▸ DATA SECTION
*** Block opens ***

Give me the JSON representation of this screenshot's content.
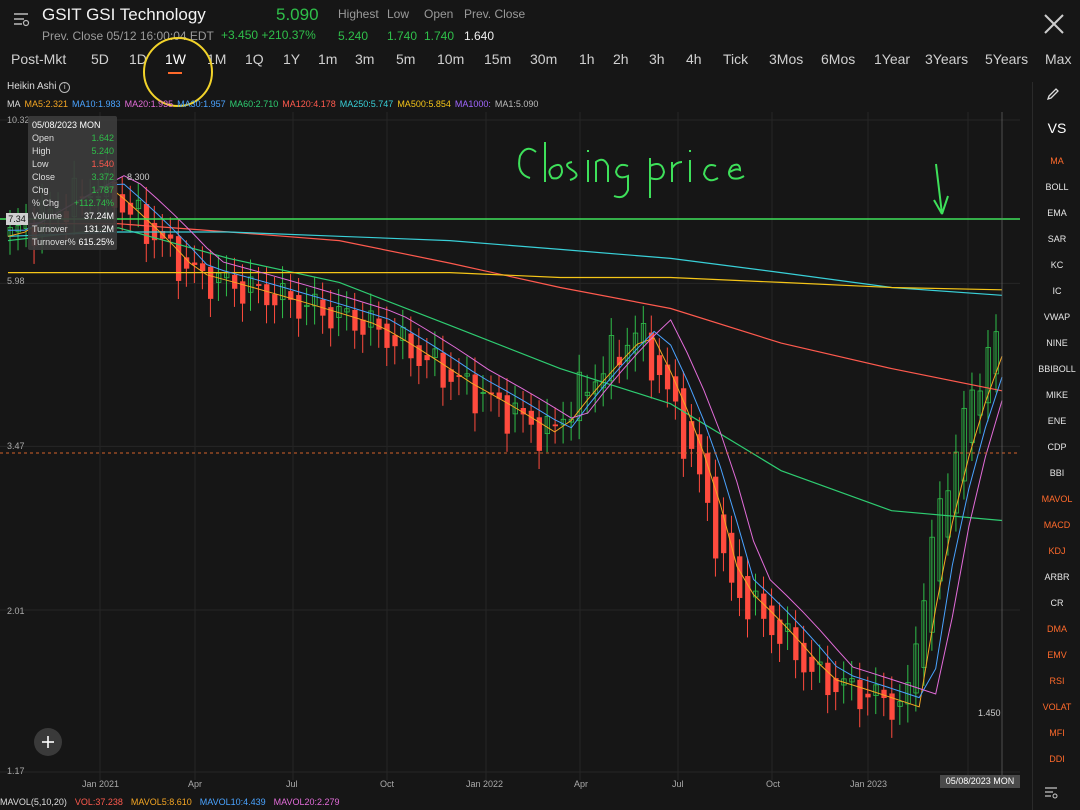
{
  "header": {
    "ticker": "GSIT GSI Technology",
    "price": "5.090",
    "prev_close_line": "Prev. Close 05/12 16:00:04 EDT",
    "change": "+3.450  +210.37%",
    "labels": {
      "highest": "Highest",
      "low": "Low",
      "open": "Open",
      "prev_close": "Prev. Close"
    },
    "values": {
      "highest": "5.240",
      "low": "1.740",
      "open": "1.740",
      "prev_close": "1.640"
    }
  },
  "tabs": [
    "Post-Mkt",
    "5D",
    "1D",
    "1W",
    "1M",
    "1Q",
    "1Y",
    "1m",
    "3m",
    "5m",
    "10m",
    "15m",
    "30m",
    "1h",
    "2h",
    "3h",
    "4h",
    "Tick",
    "3Mos",
    "6Mos",
    "1Year",
    "3Years",
    "5Years",
    "Max"
  ],
  "active_tab": "1W",
  "chart_label": "Heikin Ashi",
  "ma_items": [
    {
      "text": "MA",
      "color": "#dddddd"
    },
    {
      "text": "MA5:2.321",
      "color": "#f5a623"
    },
    {
      "text": "MA10:1.983",
      "color": "#4aa3ff"
    },
    {
      "text": "MA20:1.935",
      "color": "#e26cd9"
    },
    {
      "text": "MA30:1.957",
      "color": "#4aa3ff"
    },
    {
      "text": "MA60:2.710",
      "color": "#2ecc71"
    },
    {
      "text": "MA120:4.178",
      "color": "#ff5a4e"
    },
    {
      "text": "MA250:5.747",
      "color": "#39d0d8"
    },
    {
      "text": "MA500:5.854",
      "color": "#f5c518"
    },
    {
      "text": "MA1000:",
      "color": "#a066ff"
    },
    {
      "text": "MA1:5.090",
      "color": "#bbbbbb"
    }
  ],
  "y_axis": [
    "10.32",
    "5.98",
    "3.47",
    "2.01",
    "1.17"
  ],
  "x_axis": [
    "Jan 2021",
    "Apr",
    "Jul",
    "Oct",
    "Jan 2022",
    "Apr",
    "Jul",
    "Oct",
    "Jan 2023"
  ],
  "tooltip": {
    "date": "05/08/2023 MON",
    "rows": [
      {
        "label": "Open",
        "value": "1.642",
        "color": "#2fbf4a"
      },
      {
        "label": "High",
        "value": "5.240",
        "color": "#2fbf4a"
      },
      {
        "label": "Low",
        "value": "1.540",
        "color": "#ff5a4e"
      },
      {
        "label": "Close",
        "value": "3.372",
        "color": "#2fbf4a"
      },
      {
        "label": "Chg",
        "value": "1.787",
        "color": "#2fbf4a"
      },
      {
        "label": "% Chg",
        "value": "+112.74%",
        "color": "#2fbf4a"
      },
      {
        "label": "Volume",
        "value": "37.24M",
        "color": "#ffffff"
      },
      {
        "label": "Turnover",
        "value": "131.2M",
        "color": "#ffffff"
      },
      {
        "label": "Turnover%",
        "value": "615.25%",
        "color": "#ffffff"
      }
    ]
  },
  "annotations": {
    "high_marker": "8.300",
    "low_marker": "1.450",
    "price_tag": "7.34",
    "date_badge": "05/08/2023 MON"
  },
  "handwriting": "Closing price",
  "sidebar": [
    {
      "label": "VS",
      "color": "#ffffff"
    },
    {
      "label": "MA",
      "color": "#ff6a2b"
    },
    {
      "label": "BOLL",
      "color": "#e6e6e6"
    },
    {
      "label": "EMA",
      "color": "#e6e6e6"
    },
    {
      "label": "SAR",
      "color": "#e6e6e6"
    },
    {
      "label": "KC",
      "color": "#e6e6e6"
    },
    {
      "label": "IC",
      "color": "#e6e6e6"
    },
    {
      "label": "VWAP",
      "color": "#e6e6e6"
    },
    {
      "label": "NINE",
      "color": "#e6e6e6"
    },
    {
      "label": "BBIBOLL",
      "color": "#e6e6e6"
    },
    {
      "label": "MIKE",
      "color": "#e6e6e6"
    },
    {
      "label": "ENE",
      "color": "#e6e6e6"
    },
    {
      "label": "CDP",
      "color": "#e6e6e6"
    },
    {
      "label": "BBI",
      "color": "#e6e6e6"
    },
    {
      "label": "MAVOL",
      "color": "#ff6a2b"
    },
    {
      "label": "MACD",
      "color": "#ff6a2b"
    },
    {
      "label": "KDJ",
      "color": "#ff6a2b"
    },
    {
      "label": "ARBR",
      "color": "#e6e6e6"
    },
    {
      "label": "CR",
      "color": "#e6e6e6"
    },
    {
      "label": "DMA",
      "color": "#ff6a2b"
    },
    {
      "label": "EMV",
      "color": "#ff6a2b"
    },
    {
      "label": "RSI",
      "color": "#ff6a2b"
    },
    {
      "label": "VOLAT",
      "color": "#ff6a2b"
    },
    {
      "label": "MFI",
      "color": "#ff6a2b"
    },
    {
      "label": "DDI",
      "color": "#ff6a2b"
    }
  ],
  "bottom_bar": [
    {
      "text": "MAVOL(5,10,20)",
      "color": "#dddddd"
    },
    {
      "text": "VOL:37.238",
      "color": "#ff5a4e"
    },
    {
      "text": "MAVOL5:8.610",
      "color": "#f5a623"
    },
    {
      "text": "MAVOL10:4.439",
      "color": "#4aa3ff"
    },
    {
      "text": "MAVOL20:2.279",
      "color": "#e26cd9"
    }
  ],
  "colors": {
    "up": "#2fbf4a",
    "down": "#ff4b3e",
    "accent": "#ff6a2b",
    "highlight": "#f2d32a",
    "handwriting": "#3ee05a"
  },
  "chart_data": {
    "type": "line",
    "title": "",
    "y_ticks": [
      10.32,
      5.98,
      3.47,
      2.01,
      1.17
    ],
    "ylim": [
      1.17,
      10.32
    ],
    "y_scale": "log",
    "x": [
      "Jan 2021",
      "Apr",
      "Jul",
      "Oct",
      "Jan 2022",
      "Apr",
      "Jul",
      "Oct",
      "Jan 2023"
    ],
    "series": [
      {
        "name": "MA60",
        "values": [
          6.9,
          7.2,
          6.5,
          6.0,
          5.2,
          4.5,
          4.0,
          3.2,
          2.8,
          2.71
        ]
      },
      {
        "name": "MA120",
        "values": [
          7.3,
          7.3,
          7.1,
          6.9,
          6.4,
          5.9,
          5.5,
          4.9,
          4.5,
          4.178
        ]
      },
      {
        "name": "MA250",
        "values": [
          7.0,
          7.1,
          7.1,
          7.0,
          6.9,
          6.7,
          6.5,
          6.2,
          5.9,
          5.747
        ]
      },
      {
        "name": "MA500",
        "values": [
          6.2,
          6.2,
          6.2,
          6.2,
          6.2,
          6.1,
          6.1,
          6.0,
          5.9,
          5.854
        ]
      }
    ],
    "close_approx": [
      7.0,
      8.3,
      6.2,
      5.7,
      5.2,
      4.3,
      3.6,
      5.1,
      2.2,
      1.6,
      1.45,
      5.09
    ]
  }
}
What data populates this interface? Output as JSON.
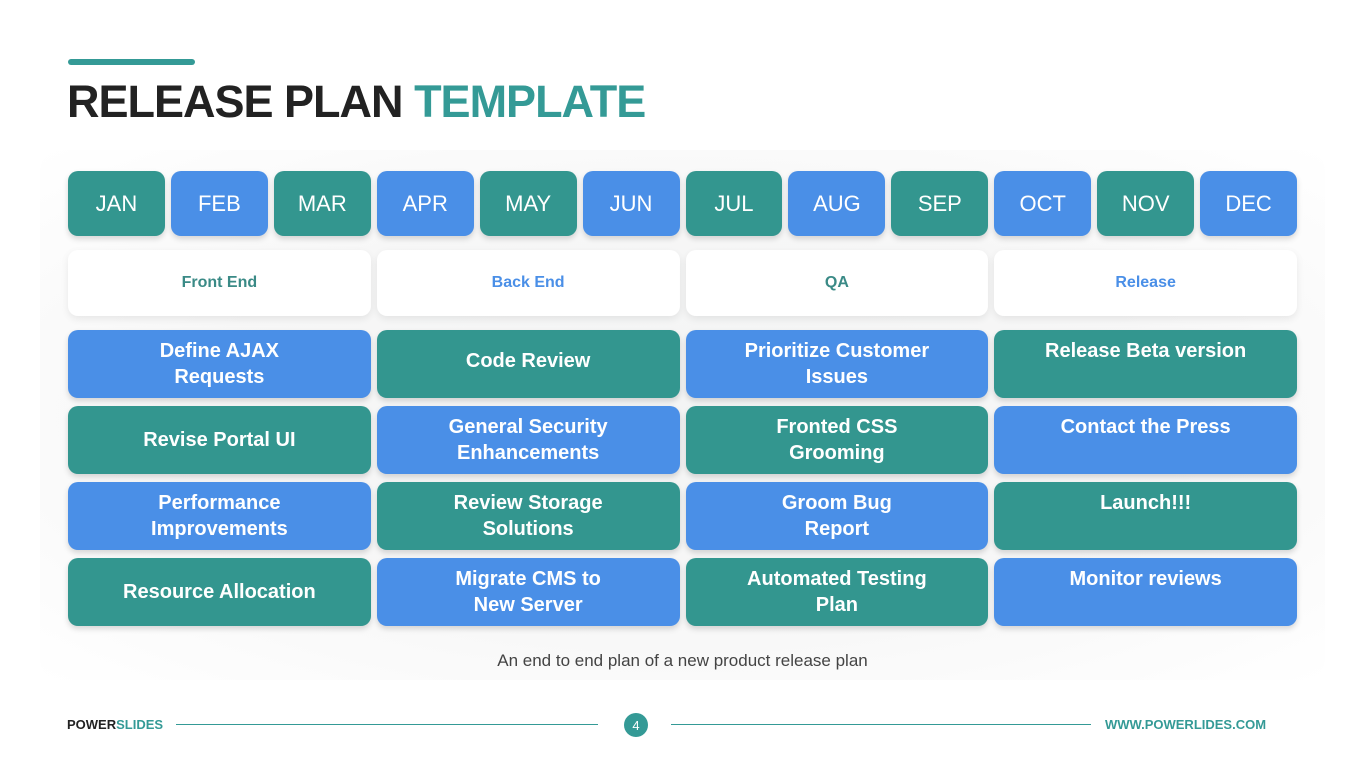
{
  "title": {
    "main": "RELEASE PLAN",
    "accent": "TEMPLATE"
  },
  "colors": {
    "teal": "#33968f",
    "blue": "#4a8fe7",
    "accent": "#349a96",
    "dark": "#222222"
  },
  "months": [
    {
      "label": "JAN",
      "color": "teal"
    },
    {
      "label": "FEB",
      "color": "blue"
    },
    {
      "label": "MAR",
      "color": "teal"
    },
    {
      "label": "APR",
      "color": "blue"
    },
    {
      "label": "MAY",
      "color": "teal"
    },
    {
      "label": "JUN",
      "color": "blue"
    },
    {
      "label": "JUL",
      "color": "teal"
    },
    {
      "label": "AUG",
      "color": "blue"
    },
    {
      "label": "SEP",
      "color": "teal"
    },
    {
      "label": "OCT",
      "color": "blue"
    },
    {
      "label": "NOV",
      "color": "teal"
    },
    {
      "label": "DEC",
      "color": "blue"
    }
  ],
  "phases": [
    {
      "label": "Front End",
      "text_color": "#3a8a86"
    },
    {
      "label": "Back End",
      "text_color": "#4a8fe7"
    },
    {
      "label": "QA",
      "text_color": "#3a8a86"
    },
    {
      "label": "Release",
      "text_color": "#4a8fe7"
    }
  ],
  "tasks": [
    [
      {
        "label": "Define AJAX Requests",
        "color": "blue"
      },
      {
        "label": "Code Review",
        "color": "teal"
      },
      {
        "label": "Prioritize Customer Issues",
        "color": "blue"
      },
      {
        "label": "Release Beta version",
        "color": "teal"
      }
    ],
    [
      {
        "label": "Revise Portal UI",
        "color": "teal"
      },
      {
        "label": "General Security Enhancements",
        "color": "blue"
      },
      {
        "label": "Fronted CSS Grooming",
        "color": "teal"
      },
      {
        "label": "Contact the Press",
        "color": "blue"
      }
    ],
    [
      {
        "label": "Performance Improvements",
        "color": "blue"
      },
      {
        "label": "Review Storage Solutions",
        "color": "teal"
      },
      {
        "label": "Groom Bug Report",
        "color": "blue"
      },
      {
        "label": "Launch!!!",
        "color": "teal"
      }
    ],
    [
      {
        "label": "Resource Allocation",
        "color": "teal"
      },
      {
        "label": "Migrate CMS to New Server",
        "color": "blue"
      },
      {
        "label": "Automated Testing Plan",
        "color": "teal"
      },
      {
        "label": "Monitor reviews",
        "color": "blue"
      }
    ]
  ],
  "subtitle": "An end to end plan of a new product release plan",
  "footer": {
    "brand_main": "POWER",
    "brand_accent": "SLIDES",
    "page_number": "4",
    "url": "WWW.POWERLIDES.COM"
  }
}
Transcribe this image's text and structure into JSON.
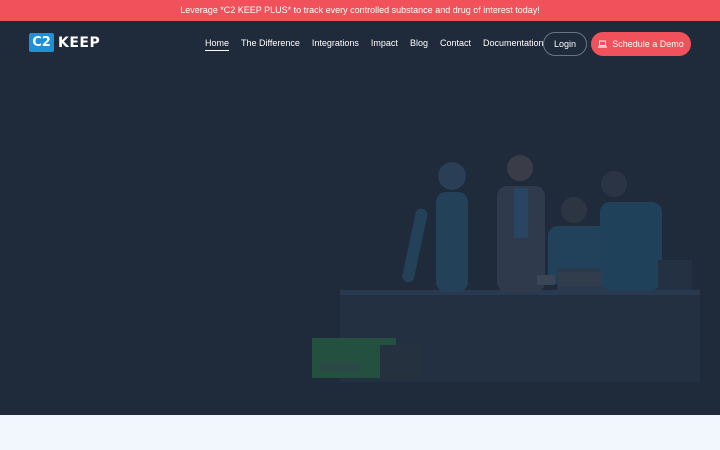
{
  "announcement": "Leverage *C2 KEEP PLUS* to track every controlled substance and drug of interest today!",
  "logo": {
    "mark": "C2",
    "word": "KEEP"
  },
  "nav": {
    "links": [
      {
        "label": "Home",
        "active": true
      },
      {
        "label": "The Difference"
      },
      {
        "label": "Integrations"
      },
      {
        "label": "Impact"
      },
      {
        "label": "Blog"
      },
      {
        "label": "Contact"
      },
      {
        "label": "Documentation"
      }
    ],
    "login_label": "Login",
    "demo_label": "Schedule a Demo",
    "demo_icon": "laptop-icon"
  },
  "colors": {
    "accent": "#f0515a",
    "background": "#1f2a3a",
    "logo_blue": "#1e90d6",
    "band": "#f1f7fc"
  }
}
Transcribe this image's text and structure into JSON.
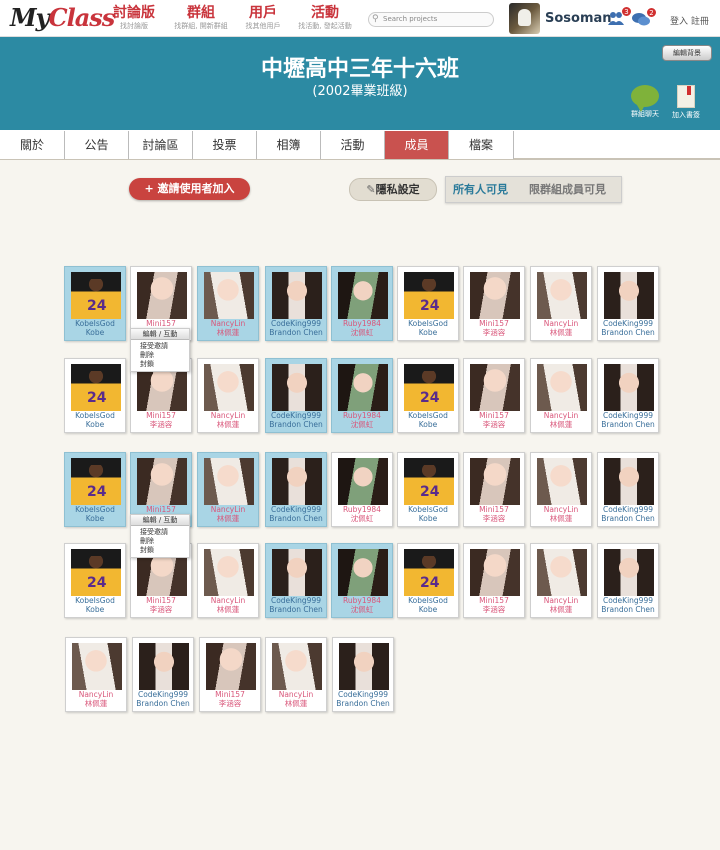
{
  "brand": {
    "logo_my": "My",
    "logo_class": "Class"
  },
  "topnav": [
    {
      "label": "討論版",
      "sub": "找討論版"
    },
    {
      "label": "群組",
      "sub": "找群組, 開新群組"
    },
    {
      "label": "用戶",
      "sub": "找其他用戶"
    },
    {
      "label": "活動",
      "sub": "找活動, 發起活動"
    }
  ],
  "search": {
    "placeholder": "Search projects"
  },
  "user": {
    "name": "Sosoman",
    "friends_badge": "3",
    "chat_badge": "2"
  },
  "auth": {
    "login": "登入",
    "register": "註冊"
  },
  "banner": {
    "title": "中壢高中三年十六班",
    "subtitle": "(2002畢業班級)",
    "edit_bg": "編輯背景",
    "chat_label": "群組聊天",
    "bookmark_label": "加入書簽"
  },
  "tabs": [
    "關於",
    "公告",
    "討論區",
    "投票",
    "相簿",
    "活動",
    "成員",
    "檔案"
  ],
  "active_tab": "成員",
  "actions": {
    "invite": "+ 邀請使用者加入",
    "privacy": "隱私設定",
    "visibility_all": "所有人可見",
    "visibility_group": "限群組成員可見"
  },
  "member_menu": {
    "head": "編輯 / 互動",
    "items": [
      "接受邀請",
      "刪除",
      "封鎖"
    ]
  },
  "members": {
    "kobe": {
      "line1": "KobeIsGod",
      "line2": "Kobe"
    },
    "mini": {
      "line1": "Mini157",
      "line2": "李涵容"
    },
    "nancy": {
      "line1": "NancyLin",
      "line2": "林佩蓮"
    },
    "code": {
      "line1": "CodeKing999",
      "line2": "Brandon Chen"
    },
    "ruby": {
      "line1": "Ruby1984",
      "line2": "沈佩虹"
    }
  },
  "colors": {
    "accent": "#c9433f",
    "banner": "#2c8aa3",
    "highlight": "#a9d5e5"
  }
}
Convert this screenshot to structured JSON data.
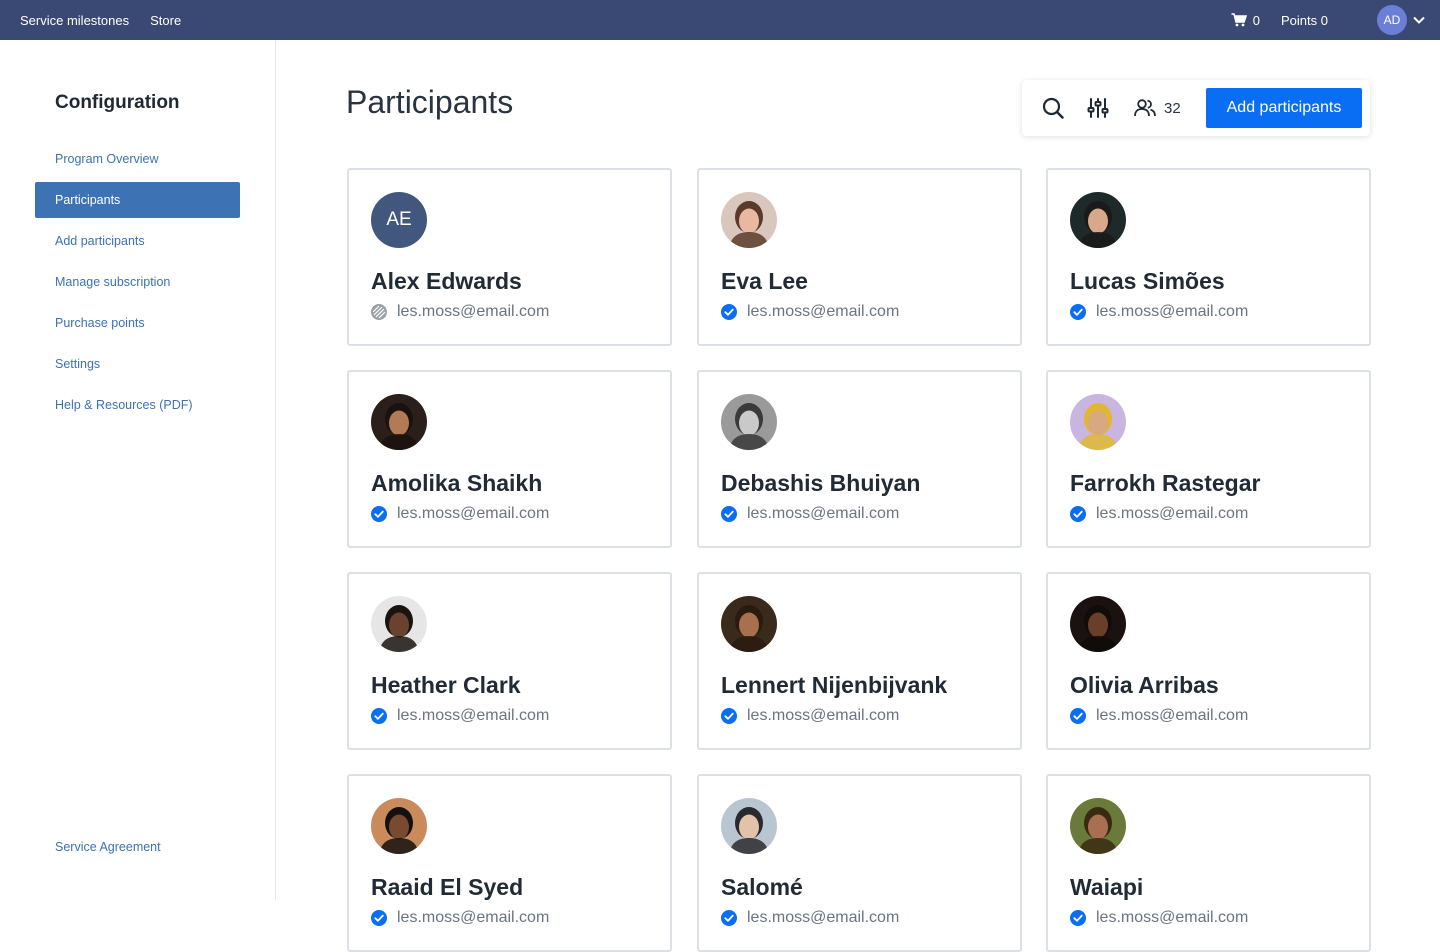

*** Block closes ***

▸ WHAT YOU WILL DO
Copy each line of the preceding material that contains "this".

▸ TASK RESULT
Give me the JSON representation of this screenshot's content.
What data populates this interface? Output as JSON.
Transcribe this image's text and structure into JSON.
Transcribe this image's text and structure into JSON.
Convert this screenshot to structured JSON data.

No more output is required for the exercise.